| Work to complete |
From the first line to the last, copy the listing exactly and omit the images.

Top of Data section

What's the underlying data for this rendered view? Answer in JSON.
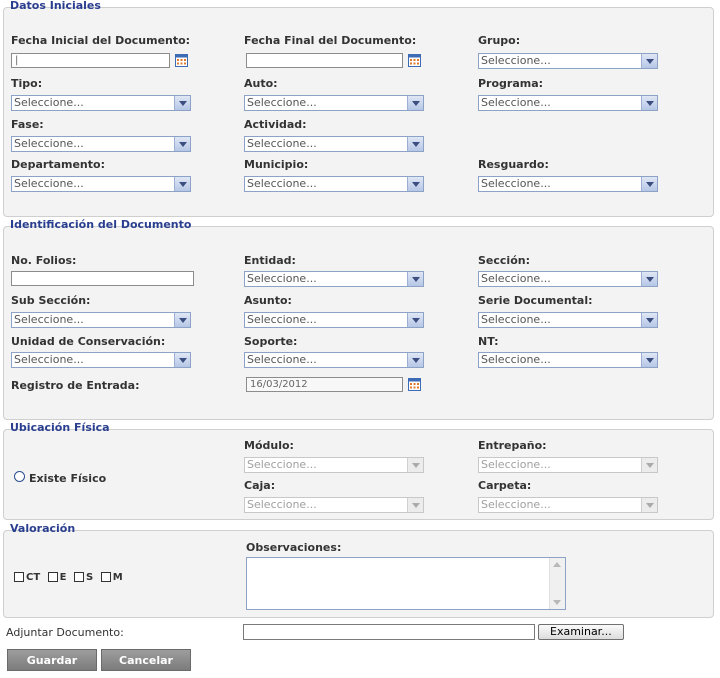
{
  "sections": {
    "datos": "Datos Iniciales",
    "identificacion": "Identificación del Documento",
    "ubicacion": "Ubicación Física",
    "valoracion": "Valoración"
  },
  "placeholder": "Seleccione...",
  "datos": {
    "fecha_inicial": "Fecha Inicial del Documento:",
    "fecha_final": "Fecha Final del Documento:",
    "grupo": "Grupo:",
    "tipo": "Tipo:",
    "auto": "Auto:",
    "programa": "Programa:",
    "fase": "Fase:",
    "actividad": "Actividad:",
    "departamento": "Departamento:",
    "municipio": "Municipio:",
    "resguardo": "Resguardo:",
    "fecha_inicial_value": "|",
    "fecha_final_value": ""
  },
  "identificacion": {
    "folios": "No. Folios:",
    "entidad": "Entidad:",
    "seccion": "Sección:",
    "subseccion": "Sub Sección:",
    "asunto": "Asunto:",
    "serie": "Serie Documental:",
    "unidad": "Unidad de Conservación:",
    "soporte": "Soporte:",
    "nt": "NT:",
    "registro": "Registro de Entrada:",
    "registro_value": "16/03/2012"
  },
  "ubicacion": {
    "existe": "Existe Físico",
    "modulo": "Módulo:",
    "entrepano": "Entrepaño:",
    "caja": "Caja:",
    "carpeta": "Carpeta:"
  },
  "valoracion": {
    "ct": "CT",
    "e": "E",
    "s": "S",
    "m": "M",
    "observaciones": "Observaciones:"
  },
  "adjuntar": "Adjuntar Documento:",
  "examinar": "Examinar...",
  "buttons": {
    "guardar": "Guardar",
    "cancelar": "Cancelar"
  }
}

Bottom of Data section

| Result for this exercise |
What's the underlying data for this rendered view? Answer in JSON.
{
  "sections": {
    "datos": "Datos Iniciales",
    "identificacion": "Identificación del Documento",
    "ubicacion": "Ubicación Física",
    "valoracion": "Valoración"
  },
  "placeholder": "Seleccione...",
  "datos": {
    "fecha_inicial": "Fecha Inicial del Documento:",
    "fecha_final": "Fecha Final del Documento:",
    "grupo": "Grupo:",
    "tipo": "Tipo:",
    "auto": "Auto:",
    "programa": "Programa:",
    "fase": "Fase:",
    "actividad": "Actividad:",
    "departamento": "Departamento:",
    "municipio": "Municipio:",
    "resguardo": "Resguardo:",
    "fecha_inicial_value": "|",
    "fecha_final_value": ""
  },
  "identificacion": {
    "folios": "No. Folios:",
    "entidad": "Entidad:",
    "seccion": "Sección:",
    "subseccion": "Sub Sección:",
    "asunto": "Asunto:",
    "serie": "Serie Documental:",
    "unidad": "Unidad de Conservación:",
    "soporte": "Soporte:",
    "nt": "NT:",
    "registro": "Registro de Entrada:",
    "registro_value": "16/03/2012"
  },
  "ubicacion": {
    "existe": "Existe Físico",
    "modulo": "Módulo:",
    "entrepano": "Entrepaño:",
    "caja": "Caja:",
    "carpeta": "Carpeta:"
  },
  "valoracion": {
    "ct": "CT",
    "e": "E",
    "s": "S",
    "m": "M",
    "observaciones": "Observaciones:"
  },
  "adjuntar": "Adjuntar Documento:",
  "examinar": "Examinar...",
  "buttons": {
    "guardar": "Guardar",
    "cancelar": "Cancelar"
  }
}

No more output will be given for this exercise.